**Task requirements**
Give back every entry below, exactly as written.

**Data to examine**
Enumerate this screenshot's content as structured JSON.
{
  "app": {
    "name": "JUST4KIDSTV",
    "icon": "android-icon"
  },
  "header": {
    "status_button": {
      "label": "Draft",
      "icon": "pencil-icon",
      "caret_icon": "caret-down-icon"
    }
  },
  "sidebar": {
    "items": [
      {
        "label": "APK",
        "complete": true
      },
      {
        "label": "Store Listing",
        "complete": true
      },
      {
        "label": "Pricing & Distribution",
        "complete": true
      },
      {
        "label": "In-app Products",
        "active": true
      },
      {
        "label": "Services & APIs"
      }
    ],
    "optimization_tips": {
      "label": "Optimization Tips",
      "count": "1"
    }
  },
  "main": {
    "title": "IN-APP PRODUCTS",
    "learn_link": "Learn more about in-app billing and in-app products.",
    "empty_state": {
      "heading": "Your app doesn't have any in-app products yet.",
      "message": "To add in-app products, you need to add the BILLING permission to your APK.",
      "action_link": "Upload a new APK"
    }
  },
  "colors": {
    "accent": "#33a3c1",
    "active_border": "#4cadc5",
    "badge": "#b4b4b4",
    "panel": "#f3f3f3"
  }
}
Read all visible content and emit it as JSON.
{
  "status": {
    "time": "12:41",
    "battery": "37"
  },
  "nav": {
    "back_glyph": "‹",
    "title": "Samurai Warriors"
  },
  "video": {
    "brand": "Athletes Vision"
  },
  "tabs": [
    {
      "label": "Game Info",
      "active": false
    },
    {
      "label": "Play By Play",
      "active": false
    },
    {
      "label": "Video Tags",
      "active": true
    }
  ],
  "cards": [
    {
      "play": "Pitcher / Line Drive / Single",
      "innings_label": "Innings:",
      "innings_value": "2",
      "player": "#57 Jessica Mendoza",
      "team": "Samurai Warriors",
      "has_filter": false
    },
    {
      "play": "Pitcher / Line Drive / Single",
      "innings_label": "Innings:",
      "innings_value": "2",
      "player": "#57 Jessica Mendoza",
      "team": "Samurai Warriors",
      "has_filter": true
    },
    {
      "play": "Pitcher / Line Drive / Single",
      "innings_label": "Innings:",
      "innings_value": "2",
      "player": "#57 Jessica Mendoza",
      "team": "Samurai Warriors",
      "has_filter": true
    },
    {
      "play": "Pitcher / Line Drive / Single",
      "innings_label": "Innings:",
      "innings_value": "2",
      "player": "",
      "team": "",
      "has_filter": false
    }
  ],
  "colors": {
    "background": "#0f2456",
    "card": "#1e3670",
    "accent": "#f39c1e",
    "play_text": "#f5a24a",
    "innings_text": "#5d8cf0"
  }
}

**Result for this task**
Enumerate this screenshot's content as structured JSON.
{
  "app": {
    "name": "JUST4KIDSTV",
    "icon": "android-icon"
  },
  "header": {
    "status_button": {
      "label": "Draft",
      "icon": "pencil-icon",
      "caret_icon": "caret-down-icon"
    }
  },
  "sidebar": {
    "items": [
      {
        "label": "APK",
        "complete": true
      },
      {
        "label": "Store Listing",
        "complete": true
      },
      {
        "label": "Pricing & Distribution",
        "complete": true
      },
      {
        "label": "In-app Products",
        "active": true
      },
      {
        "label": "Services & APIs"
      }
    ],
    "optimization_tips": {
      "label": "Optimization Tips",
      "count": "1"
    }
  },
  "main": {
    "title": "IN-APP PRODUCTS",
    "learn_link": "Learn more about in-app billing and in-app products.",
    "empty_state": {
      "heading": "Your app doesn't have any in-app products yet.",
      "message": "To add in-app products, you need to add the BILLING permission to your APK.",
      "action_link": "Upload a new APK"
    }
  },
  "colors": {
    "accent": "#33a3c1",
    "active_border": "#4cadc5",
    "badge": "#b4b4b4",
    "panel": "#f3f3f3"
  }
}
Read all visible content and emit it as JSON.
{
  "status": {
    "time": "12:41",
    "battery": "37"
  },
  "nav": {
    "back_glyph": "‹",
    "title": "Samurai Warriors"
  },
  "video": {
    "brand": "Athletes Vision"
  },
  "tabs": [
    {
      "label": "Game Info",
      "active": false
    },
    {
      "label": "Play By Play",
      "active": false
    },
    {
      "label": "Video Tags",
      "active": true
    }
  ],
  "cards": [
    {
      "play": "Pitcher / Line Drive / Single",
      "innings_label": "Innings:",
      "innings_value": "2",
      "player": "#57 Jessica Mendoza",
      "team": "Samurai Warriors",
      "has_filter": false
    },
    {
      "play": "Pitcher / Line Drive / Single",
      "innings_label": "Innings:",
      "innings_value": "2",
      "player": "#57 Jessica Mendoza",
      "team": "Samurai Warriors",
      "has_filter": true
    },
    {
      "play": "Pitcher / Line Drive / Single",
      "innings_label": "Innings:",
      "innings_value": "2",
      "player": "#57 Jessica Mendoza",
      "team": "Samurai Warriors",
      "has_filter": true
    },
    {
      "play": "Pitcher / Line Drive / Single",
      "innings_label": "Innings:",
      "innings_value": "2",
      "player": "",
      "team": "",
      "has_filter": false
    }
  ],
  "colors": {
    "background": "#0f2456",
    "card": "#1e3670",
    "accent": "#f39c1e",
    "play_text": "#f5a24a",
    "innings_text": "#5d8cf0"
  }
}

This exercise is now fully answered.